A Day in the Life


#1

Hey everyone!

So I am completely new to rewilding, and have some questions about it. There isn’t really a ton online of exactly what it looks like, so I’m hoping you guys can help.

  • Can you describe what a normal day in your life looks like?
  • How do you spend your time, what is your job, what are your hobbies, and just how do you live on a day-to-day basis?
  • Also, how do your daily activities help with rewilding?

I am very curious!

Thanks!

P.S. I’ll post my day in the comments. I haven’t done much with rewilding yet, but I’m hoping to continue learning about it.


#2

Hi! Let me just say that even just waiting five minutes at the bus stop can provide an opportunity to practice bird language while trying to keep your balance on one forefoot. Track the whereabouts of the geese from the bus while enjoying the sunrise colors as the bus emerges from under the cumulus downpour. At work, look outside when a bird alarm sounds, share gardening knowledge during your lunch walk, and learn from a colleague about her mother’s livestock. Another yet very different bus ride home, where you eat home grown corn on a cob and write your emails in E-prime. Dream about a half-buried badger, and wake up for another round with just a tiny bit more daylight, where the geese seem to have moved only a foot since yesterday. I try to share rather than spend time, and give rather than pay attention. Enjoy your journey!


#3

At this time, I consider myself to be 15-20% involved with living a ‘rewinding’ lifestyle. Most time spent alone, not looking to pick up any followers. I homestead with the seasons, so gardening, landscaping, DIY projects, and do arts and crafts. What makes it Rewilding is making my own clothes / resoling my mock’s, eating food I find in the woods (wildcrafting). I am hoping to scavenge a decent road kill for meat this season to butcher and go in the freezer. I scout the surrounding area to learn the lay of the land, learning to identify fora and fauna, and want to establish a base camp for practicing bush crafting which I consider related. Anyway, there is still much room for development but I am not trying to win any awards either.


#4

I could add being always barefoot, what could be said as having primal feet, is a further part of rewilding. There is expanding alertness that is part of that.


#5

Okay, so here’s my day.

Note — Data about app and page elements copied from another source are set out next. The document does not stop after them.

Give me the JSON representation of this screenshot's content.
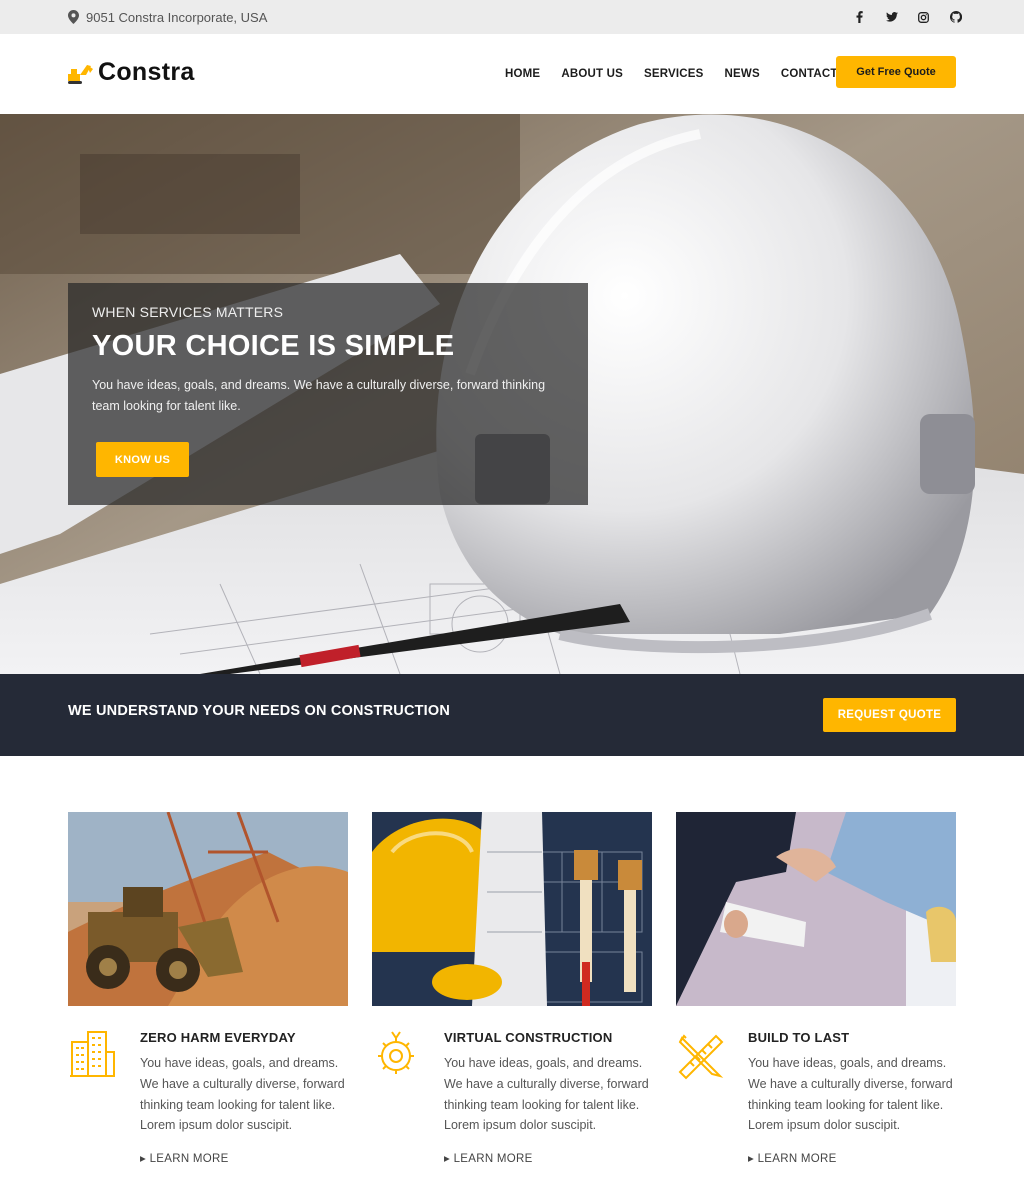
{
  "topbar": {
    "location_icon": "map-pin-icon",
    "address": "9051 Constra Incorporate, USA",
    "social": [
      "facebook-icon",
      "twitter-icon",
      "instagram-icon",
      "github-icon"
    ]
  },
  "header": {
    "logo_text": "Constra",
    "nav": [
      "HOME",
      "ABOUT US",
      "SERVICES",
      "NEWS",
      "CONTACT"
    ],
    "quote_button": "Get Free Quote"
  },
  "hero": {
    "subtitle": "WHEN SERVICES MATTERS",
    "title": "YOUR CHOICE IS SIMPLE",
    "text": "You have ideas, goals, and dreams. We have a culturally diverse, forward thinking team looking for talent like.",
    "button": "KNOW US"
  },
  "strip": {
    "text": "WE UNDERSTAND YOUR NEEDS ON CONSTRUCTION",
    "button": "REQUEST QUOTE"
  },
  "services": [
    {
      "icon": "building-icon",
      "title": "ZERO HARM EVERYDAY",
      "text": "You have ideas, goals, and dreams. We have a culturally diverse, forward thinking team looking for talent like. Lorem ipsum dolor suscipit.",
      "more": "LEARN MORE"
    },
    {
      "icon": "gear-wrench-icon",
      "title": "VIRTUAL CONSTRUCTION",
      "text": "You have ideas, goals, and dreams. We have a culturally diverse, forward thinking team looking for talent like. Lorem ipsum dolor suscipit.",
      "more": "LEARN MORE"
    },
    {
      "icon": "ruler-pencil-icon",
      "title": "BUILD TO LAST",
      "text": "You have ideas, goals, and dreams. We have a culturally diverse, forward thinking team looking for talent like. Lorem ipsum dolor suscipit.",
      "more": "LEARN MORE"
    }
  ],
  "colors": {
    "accent": "#ffb600",
    "dark_strip": "#252a37",
    "topbar": "#ececec"
  }
}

I wake up at 6:30 every morning. I eat a decently good breakfast, like eggs or oatmeal, and take care of my four dogs. I am still a student, but I take classes from home, so I am at my computer or doing homework from about 8:00-2:00 each day. Once I am done with my schoolwork, I try to go outside some. My work is about 1/2 mile from home, so I walk there, no matter what the weather is. It helps minimize my footprint by not driving too.

In my day-to-day life, I don’t do a lot of rewilding, however, I am researching making natural soaps and minimizing waste. I’m enjoying learning from this forum!


#6

My day:
Workday -

  • Get up
  • Dress in all natural clothing
  • Drink some coffee and some jerky or hot cereal
  • Drive to work (I live about 10 miles from work).
  • Walk by the one lone tree between worker parking and the door, put out some bird seed if I can.
  • Go in work 8 hours (9 hours there if you count my lunch).
  • Walk back by the lone tree, checking on the buds/leaves depending on the season.
  • Take note of the patches of wildlands along the drive home, and the different types of weather.
  • If not dark yet, drink a cup of tea outside or walk in the wildlands. (Also water plants if in the season for a garden).
  • After supper, spend quality time with family.
  • Sleep.

Non-work days:

  • Get up
  • Dress in all natural clothing
  • Drink some coffee and some jerky or hot cereal.
  • Do school work for herbalist training.
  • Spend time out in the wildlands getting to know my natural surroundings (activities vary).
  • Spend a bit of time online connecting to the larger rewilding community, if time allows.
  • Supper and family time.

This varies some as need arise, such as illness, wildlands needs, and food needs